» **The input**:
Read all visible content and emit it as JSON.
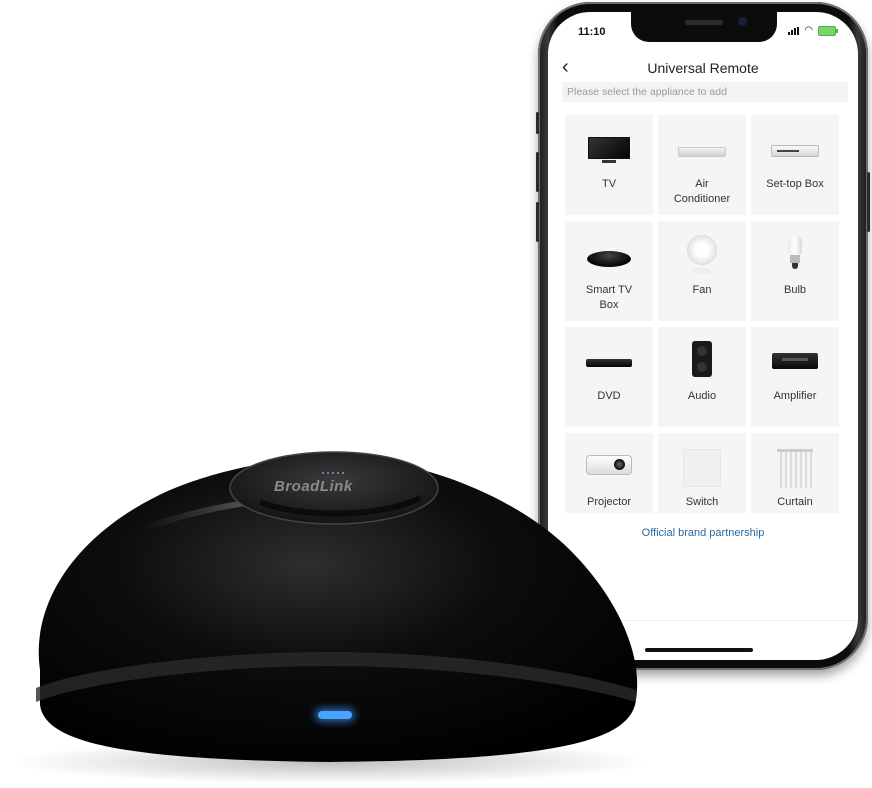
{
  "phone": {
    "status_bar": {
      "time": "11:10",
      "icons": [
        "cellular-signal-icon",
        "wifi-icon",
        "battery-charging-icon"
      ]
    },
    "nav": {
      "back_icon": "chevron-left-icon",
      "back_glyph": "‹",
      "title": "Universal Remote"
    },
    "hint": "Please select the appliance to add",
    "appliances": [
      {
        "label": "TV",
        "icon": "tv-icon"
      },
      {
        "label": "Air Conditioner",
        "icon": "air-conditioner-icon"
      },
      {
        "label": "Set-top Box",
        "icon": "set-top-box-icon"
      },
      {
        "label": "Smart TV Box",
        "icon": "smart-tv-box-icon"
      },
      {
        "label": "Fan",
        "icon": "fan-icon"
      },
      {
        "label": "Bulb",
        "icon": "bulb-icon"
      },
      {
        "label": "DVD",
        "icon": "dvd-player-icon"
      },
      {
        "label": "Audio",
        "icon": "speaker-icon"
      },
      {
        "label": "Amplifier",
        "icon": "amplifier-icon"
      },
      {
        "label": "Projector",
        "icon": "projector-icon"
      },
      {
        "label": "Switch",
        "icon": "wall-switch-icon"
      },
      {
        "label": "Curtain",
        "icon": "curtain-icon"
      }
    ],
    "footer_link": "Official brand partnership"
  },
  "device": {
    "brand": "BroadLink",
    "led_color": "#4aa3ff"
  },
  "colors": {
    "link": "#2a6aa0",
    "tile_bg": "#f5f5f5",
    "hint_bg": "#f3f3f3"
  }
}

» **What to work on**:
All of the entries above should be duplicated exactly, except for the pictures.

» **Written reply**:
Read all visible content and emit it as JSON.
{
  "phone": {
    "status_bar": {
      "time": "11:10",
      "icons": [
        "cellular-signal-icon",
        "wifi-icon",
        "battery-charging-icon"
      ]
    },
    "nav": {
      "back_icon": "chevron-left-icon",
      "back_glyph": "‹",
      "title": "Universal Remote"
    },
    "hint": "Please select the appliance to add",
    "appliances": [
      {
        "label": "TV",
        "icon": "tv-icon"
      },
      {
        "label": "Air Conditioner",
        "icon": "air-conditioner-icon"
      },
      {
        "label": "Set-top Box",
        "icon": "set-top-box-icon"
      },
      {
        "label": "Smart TV Box",
        "icon": "smart-tv-box-icon"
      },
      {
        "label": "Fan",
        "icon": "fan-icon"
      },
      {
        "label": "Bulb",
        "icon": "bulb-icon"
      },
      {
        "label": "DVD",
        "icon": "dvd-player-icon"
      },
      {
        "label": "Audio",
        "icon": "speaker-icon"
      },
      {
        "label": "Amplifier",
        "icon": "amplifier-icon"
      },
      {
        "label": "Projector",
        "icon": "projector-icon"
      },
      {
        "label": "Switch",
        "icon": "wall-switch-icon"
      },
      {
        "label": "Curtain",
        "icon": "curtain-icon"
      }
    ],
    "footer_link": "Official brand partnership"
  },
  "device": {
    "brand": "BroadLink",
    "led_color": "#4aa3ff"
  },
  "colors": {
    "link": "#2a6aa0",
    "tile_bg": "#f5f5f5",
    "hint_bg": "#f3f3f3"
  }
}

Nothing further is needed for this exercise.